* RECORDS TO USE:
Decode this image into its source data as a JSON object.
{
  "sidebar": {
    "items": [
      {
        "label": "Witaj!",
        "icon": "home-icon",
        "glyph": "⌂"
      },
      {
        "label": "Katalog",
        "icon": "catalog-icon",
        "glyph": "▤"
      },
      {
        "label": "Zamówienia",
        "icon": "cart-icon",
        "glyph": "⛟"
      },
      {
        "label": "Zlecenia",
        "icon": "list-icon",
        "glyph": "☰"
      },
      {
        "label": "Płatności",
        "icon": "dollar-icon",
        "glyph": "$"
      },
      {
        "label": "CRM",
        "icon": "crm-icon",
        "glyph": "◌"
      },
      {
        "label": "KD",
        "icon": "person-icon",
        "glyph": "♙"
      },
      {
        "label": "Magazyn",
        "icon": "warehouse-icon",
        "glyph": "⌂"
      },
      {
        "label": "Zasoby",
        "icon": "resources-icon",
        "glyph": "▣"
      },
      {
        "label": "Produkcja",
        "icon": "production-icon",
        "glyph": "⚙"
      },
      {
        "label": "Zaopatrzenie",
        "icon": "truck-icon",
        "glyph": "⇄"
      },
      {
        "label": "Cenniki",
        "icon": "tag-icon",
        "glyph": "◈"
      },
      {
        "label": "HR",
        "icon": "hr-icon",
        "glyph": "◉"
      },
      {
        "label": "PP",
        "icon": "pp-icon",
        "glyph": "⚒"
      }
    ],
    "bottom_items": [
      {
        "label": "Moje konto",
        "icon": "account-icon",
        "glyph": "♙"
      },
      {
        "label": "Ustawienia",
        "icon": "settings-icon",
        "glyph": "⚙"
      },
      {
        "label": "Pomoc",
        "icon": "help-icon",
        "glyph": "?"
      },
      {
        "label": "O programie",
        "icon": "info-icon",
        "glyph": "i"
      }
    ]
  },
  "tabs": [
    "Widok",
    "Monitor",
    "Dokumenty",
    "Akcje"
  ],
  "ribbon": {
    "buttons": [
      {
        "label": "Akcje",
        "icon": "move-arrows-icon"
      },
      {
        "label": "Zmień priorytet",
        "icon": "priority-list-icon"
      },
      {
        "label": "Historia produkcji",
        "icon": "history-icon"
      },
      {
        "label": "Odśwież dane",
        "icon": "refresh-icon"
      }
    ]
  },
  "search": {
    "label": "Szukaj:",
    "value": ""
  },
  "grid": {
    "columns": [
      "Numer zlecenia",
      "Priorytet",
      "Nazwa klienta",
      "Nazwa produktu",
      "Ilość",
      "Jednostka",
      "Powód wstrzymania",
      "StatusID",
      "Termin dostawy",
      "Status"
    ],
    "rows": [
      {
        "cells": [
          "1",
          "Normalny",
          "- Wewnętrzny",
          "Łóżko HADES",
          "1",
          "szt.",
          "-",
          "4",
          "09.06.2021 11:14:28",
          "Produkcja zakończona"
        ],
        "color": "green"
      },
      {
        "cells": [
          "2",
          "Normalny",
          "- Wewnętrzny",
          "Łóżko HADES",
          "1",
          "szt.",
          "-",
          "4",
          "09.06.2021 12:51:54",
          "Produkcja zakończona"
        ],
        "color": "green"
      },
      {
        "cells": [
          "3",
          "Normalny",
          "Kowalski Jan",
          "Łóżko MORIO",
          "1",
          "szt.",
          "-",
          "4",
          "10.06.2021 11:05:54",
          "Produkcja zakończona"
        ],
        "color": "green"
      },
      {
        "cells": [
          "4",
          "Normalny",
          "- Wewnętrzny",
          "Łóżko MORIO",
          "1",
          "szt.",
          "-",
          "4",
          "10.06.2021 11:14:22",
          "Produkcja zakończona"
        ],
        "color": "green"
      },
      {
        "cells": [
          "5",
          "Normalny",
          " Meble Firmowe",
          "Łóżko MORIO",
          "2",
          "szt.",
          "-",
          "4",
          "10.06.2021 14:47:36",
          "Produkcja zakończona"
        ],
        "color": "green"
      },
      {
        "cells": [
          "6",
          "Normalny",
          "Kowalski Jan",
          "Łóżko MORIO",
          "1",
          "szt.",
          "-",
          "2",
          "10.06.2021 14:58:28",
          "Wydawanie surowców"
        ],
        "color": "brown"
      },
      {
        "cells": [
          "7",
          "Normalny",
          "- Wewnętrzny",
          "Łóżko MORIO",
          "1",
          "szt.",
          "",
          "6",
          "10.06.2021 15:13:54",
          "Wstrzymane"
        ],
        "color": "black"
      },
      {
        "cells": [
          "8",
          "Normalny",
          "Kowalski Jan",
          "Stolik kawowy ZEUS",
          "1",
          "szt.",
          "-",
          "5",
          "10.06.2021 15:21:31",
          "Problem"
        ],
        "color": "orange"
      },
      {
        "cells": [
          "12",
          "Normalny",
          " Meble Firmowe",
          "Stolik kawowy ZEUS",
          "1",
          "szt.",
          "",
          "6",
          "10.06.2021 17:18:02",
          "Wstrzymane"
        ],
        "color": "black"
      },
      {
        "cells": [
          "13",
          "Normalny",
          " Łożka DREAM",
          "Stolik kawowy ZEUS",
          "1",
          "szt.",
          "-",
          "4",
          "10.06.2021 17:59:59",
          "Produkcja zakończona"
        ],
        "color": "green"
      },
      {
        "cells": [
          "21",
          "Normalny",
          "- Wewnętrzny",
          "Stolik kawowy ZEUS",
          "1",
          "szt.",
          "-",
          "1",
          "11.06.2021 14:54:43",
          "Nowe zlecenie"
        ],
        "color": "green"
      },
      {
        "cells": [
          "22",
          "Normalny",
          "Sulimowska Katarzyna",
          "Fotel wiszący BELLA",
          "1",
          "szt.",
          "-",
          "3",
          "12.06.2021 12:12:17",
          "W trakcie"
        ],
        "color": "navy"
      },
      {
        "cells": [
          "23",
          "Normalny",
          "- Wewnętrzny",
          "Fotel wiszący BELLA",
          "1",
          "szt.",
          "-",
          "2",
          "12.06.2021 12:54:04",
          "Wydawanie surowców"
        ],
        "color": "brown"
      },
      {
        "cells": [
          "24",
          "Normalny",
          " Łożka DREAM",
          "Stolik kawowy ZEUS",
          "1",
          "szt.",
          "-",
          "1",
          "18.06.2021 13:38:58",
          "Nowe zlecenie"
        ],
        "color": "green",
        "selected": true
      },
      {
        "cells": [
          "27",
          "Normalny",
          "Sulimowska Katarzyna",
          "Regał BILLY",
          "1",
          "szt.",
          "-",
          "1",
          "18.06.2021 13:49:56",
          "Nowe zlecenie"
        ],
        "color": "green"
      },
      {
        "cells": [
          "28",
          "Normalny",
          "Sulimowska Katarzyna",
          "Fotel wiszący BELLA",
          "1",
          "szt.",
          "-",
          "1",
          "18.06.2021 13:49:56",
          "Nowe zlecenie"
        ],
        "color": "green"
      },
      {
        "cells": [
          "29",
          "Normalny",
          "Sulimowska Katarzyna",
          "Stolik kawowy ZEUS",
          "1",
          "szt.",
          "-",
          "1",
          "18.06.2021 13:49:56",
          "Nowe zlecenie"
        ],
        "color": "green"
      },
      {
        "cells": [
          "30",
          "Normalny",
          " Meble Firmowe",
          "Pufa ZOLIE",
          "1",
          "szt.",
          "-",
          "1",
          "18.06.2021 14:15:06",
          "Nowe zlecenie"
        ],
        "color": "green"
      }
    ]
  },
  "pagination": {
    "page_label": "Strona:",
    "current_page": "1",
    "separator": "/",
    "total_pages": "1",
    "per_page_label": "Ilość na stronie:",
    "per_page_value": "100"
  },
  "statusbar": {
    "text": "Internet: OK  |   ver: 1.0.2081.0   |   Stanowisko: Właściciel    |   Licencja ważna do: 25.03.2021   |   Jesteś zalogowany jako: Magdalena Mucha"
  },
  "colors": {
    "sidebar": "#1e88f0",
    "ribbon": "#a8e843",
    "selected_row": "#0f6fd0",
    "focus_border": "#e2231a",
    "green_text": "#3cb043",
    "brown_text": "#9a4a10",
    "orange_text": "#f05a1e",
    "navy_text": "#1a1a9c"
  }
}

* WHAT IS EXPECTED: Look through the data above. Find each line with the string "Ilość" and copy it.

* RESULT:
      "Ilość",
    "per_page_label": "Ilość na stronie:",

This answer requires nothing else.